» What you will do
Write the data out in full and word for word. Do not include images.

Exercise material Start Marker

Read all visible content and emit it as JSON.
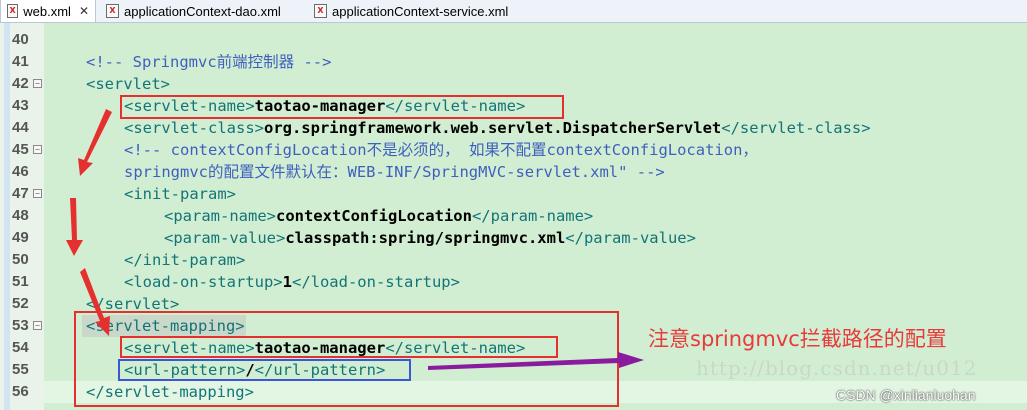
{
  "tabs": [
    {
      "label": "web.xml",
      "active": true
    },
    {
      "label": "applicationContext-dao.xml",
      "active": false
    },
    {
      "label": "applicationContext-service.xml",
      "active": false
    }
  ],
  "lines": [
    {
      "num": "40",
      "fold": false,
      "indent": 0,
      "segments": []
    },
    {
      "num": "41",
      "fold": false,
      "indent": 1,
      "segments": [
        {
          "c": "com",
          "t": "<!-- Springmvc前端控制器 -->"
        }
      ]
    },
    {
      "num": "42",
      "fold": true,
      "indent": 1,
      "segments": [
        {
          "c": "tag",
          "t": "<servlet>"
        }
      ]
    },
    {
      "num": "43",
      "fold": false,
      "indent": 2,
      "segments": [
        {
          "c": "tag",
          "t": "<servlet-name>"
        },
        {
          "c": "txt",
          "t": "taotao-manager"
        },
        {
          "c": "tag",
          "t": "</servlet-name>"
        }
      ]
    },
    {
      "num": "44",
      "fold": false,
      "indent": 2,
      "segments": [
        {
          "c": "tag",
          "t": "<servlet-class>"
        },
        {
          "c": "txt",
          "t": "org.springframework.web.servlet.DispatcherServlet"
        },
        {
          "c": "tag",
          "t": "</servlet-class>"
        }
      ]
    },
    {
      "num": "45",
      "fold": true,
      "indent": 2,
      "segments": [
        {
          "c": "com",
          "t": "<!-- contextConfigLocation不是必须的， 如果不配置contextConfigLocation，"
        }
      ]
    },
    {
      "num": "46",
      "fold": false,
      "indent": 2,
      "segments": [
        {
          "c": "com",
          "t": "springmvc的配置文件默认在：WEB-INF/SpringMVC-servlet.xml\" -->"
        }
      ]
    },
    {
      "num": "47",
      "fold": true,
      "indent": 2,
      "segments": [
        {
          "c": "tag",
          "t": "<init-param>"
        }
      ]
    },
    {
      "num": "48",
      "fold": false,
      "indent": 3,
      "segments": [
        {
          "c": "tag",
          "t": "<param-name>"
        },
        {
          "c": "txt",
          "t": "contextConfigLocation"
        },
        {
          "c": "tag",
          "t": "</param-name>"
        }
      ]
    },
    {
      "num": "49",
      "fold": false,
      "indent": 3,
      "segments": [
        {
          "c": "tag",
          "t": "<param-value>"
        },
        {
          "c": "txt",
          "t": "classpath:spring/springmvc.xml"
        },
        {
          "c": "tag",
          "t": "</param-value>"
        }
      ]
    },
    {
      "num": "50",
      "fold": false,
      "indent": 2,
      "segments": [
        {
          "c": "tag",
          "t": "</init-param>"
        }
      ]
    },
    {
      "num": "51",
      "fold": false,
      "indent": 2,
      "segments": [
        {
          "c": "tag",
          "t": "<load-on-startup>"
        },
        {
          "c": "txt",
          "t": "1"
        },
        {
          "c": "tag",
          "t": "</load-on-startup>"
        }
      ]
    },
    {
      "num": "52",
      "fold": false,
      "indent": 1,
      "segments": [
        {
          "c": "tag",
          "t": "</servlet>"
        }
      ]
    },
    {
      "num": "53",
      "fold": true,
      "indent": 1,
      "segments": [
        {
          "c": "tag",
          "t": "<servlet-mapping>"
        }
      ]
    },
    {
      "num": "54",
      "fold": false,
      "indent": 2,
      "segments": [
        {
          "c": "tag",
          "t": "<servlet-name>"
        },
        {
          "c": "txt",
          "t": "taotao-manager"
        },
        {
          "c": "tag",
          "t": "</servlet-name>"
        }
      ]
    },
    {
      "num": "55",
      "fold": false,
      "indent": 2,
      "segments": [
        {
          "c": "tag",
          "t": "<url-pattern>"
        },
        {
          "c": "txt",
          "t": "/"
        },
        {
          "c": "tag",
          "t": "</url-pattern>"
        }
      ]
    },
    {
      "num": "56",
      "fold": false,
      "indent": 1,
      "segments": [
        {
          "c": "tag",
          "t": "</servlet-mapping>"
        }
      ]
    }
  ],
  "annotation": {
    "note": "注意springmvc拦截路径的配置"
  },
  "watermark": {
    "url": "http://blog.csdn.net/u012",
    "credit": "CSDN @xinlianluohan"
  },
  "colors": {
    "tag": "#127478",
    "comment": "#3f5fbf",
    "annotation_red": "#e53030",
    "annotation_blue": "#3a57d6",
    "arrow_purple": "#8a1a9e"
  }
}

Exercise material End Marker

» Your response
Read all visible content and emit it as JSON.
{
  "tabs": [
    {
      "label": "web.xml",
      "active": true
    },
    {
      "label": "applicationContext-dao.xml",
      "active": false
    },
    {
      "label": "applicationContext-service.xml",
      "active": false
    }
  ],
  "lines": [
    {
      "num": "40",
      "fold": false,
      "indent": 0,
      "segments": []
    },
    {
      "num": "41",
      "fold": false,
      "indent": 1,
      "segments": [
        {
          "c": "com",
          "t": "<!-- Springmvc前端控制器 -->"
        }
      ]
    },
    {
      "num": "42",
      "fold": true,
      "indent": 1,
      "segments": [
        {
          "c": "tag",
          "t": "<servlet>"
        }
      ]
    },
    {
      "num": "43",
      "fold": false,
      "indent": 2,
      "segments": [
        {
          "c": "tag",
          "t": "<servlet-name>"
        },
        {
          "c": "txt",
          "t": "taotao-manager"
        },
        {
          "c": "tag",
          "t": "</servlet-name>"
        }
      ]
    },
    {
      "num": "44",
      "fold": false,
      "indent": 2,
      "segments": [
        {
          "c": "tag",
          "t": "<servlet-class>"
        },
        {
          "c": "txt",
          "t": "org.springframework.web.servlet.DispatcherServlet"
        },
        {
          "c": "tag",
          "t": "</servlet-class>"
        }
      ]
    },
    {
      "num": "45",
      "fold": true,
      "indent": 2,
      "segments": [
        {
          "c": "com",
          "t": "<!-- contextConfigLocation不是必须的， 如果不配置contextConfigLocation，"
        }
      ]
    },
    {
      "num": "46",
      "fold": false,
      "indent": 2,
      "segments": [
        {
          "c": "com",
          "t": "springmvc的配置文件默认在：WEB-INF/SpringMVC-servlet.xml\" -->"
        }
      ]
    },
    {
      "num": "47",
      "fold": true,
      "indent": 2,
      "segments": [
        {
          "c": "tag",
          "t": "<init-param>"
        }
      ]
    },
    {
      "num": "48",
      "fold": false,
      "indent": 3,
      "segments": [
        {
          "c": "tag",
          "t": "<param-name>"
        },
        {
          "c": "txt",
          "t": "contextConfigLocation"
        },
        {
          "c": "tag",
          "t": "</param-name>"
        }
      ]
    },
    {
      "num": "49",
      "fold": false,
      "indent": 3,
      "segments": [
        {
          "c": "tag",
          "t": "<param-value>"
        },
        {
          "c": "txt",
          "t": "classpath:spring/springmvc.xml"
        },
        {
          "c": "tag",
          "t": "</param-value>"
        }
      ]
    },
    {
      "num": "50",
      "fold": false,
      "indent": 2,
      "segments": [
        {
          "c": "tag",
          "t": "</init-param>"
        }
      ]
    },
    {
      "num": "51",
      "fold": false,
      "indent": 2,
      "segments": [
        {
          "c": "tag",
          "t": "<load-on-startup>"
        },
        {
          "c": "txt",
          "t": "1"
        },
        {
          "c": "tag",
          "t": "</load-on-startup>"
        }
      ]
    },
    {
      "num": "52",
      "fold": false,
      "indent": 1,
      "segments": [
        {
          "c": "tag",
          "t": "</servlet>"
        }
      ]
    },
    {
      "num": "53",
      "fold": true,
      "indent": 1,
      "segments": [
        {
          "c": "tag",
          "t": "<servlet-mapping>"
        }
      ]
    },
    {
      "num": "54",
      "fold": false,
      "indent": 2,
      "segments": [
        {
          "c": "tag",
          "t": "<servlet-name>"
        },
        {
          "c": "txt",
          "t": "taotao-manager"
        },
        {
          "c": "tag",
          "t": "</servlet-name>"
        }
      ]
    },
    {
      "num": "55",
      "fold": false,
      "indent": 2,
      "segments": [
        {
          "c": "tag",
          "t": "<url-pattern>"
        },
        {
          "c": "txt",
          "t": "/"
        },
        {
          "c": "tag",
          "t": "</url-pattern>"
        }
      ]
    },
    {
      "num": "56",
      "fold": false,
      "indent": 1,
      "segments": [
        {
          "c": "tag",
          "t": "</servlet-mapping>"
        }
      ]
    }
  ],
  "annotation": {
    "note": "注意springmvc拦截路径的配置"
  },
  "watermark": {
    "url": "http://blog.csdn.net/u012",
    "credit": "CSDN @xinlianluohan"
  },
  "colors": {
    "tag": "#127478",
    "comment": "#3f5fbf",
    "annotation_red": "#e53030",
    "annotation_blue": "#3a57d6",
    "arrow_purple": "#8a1a9e"
  }
}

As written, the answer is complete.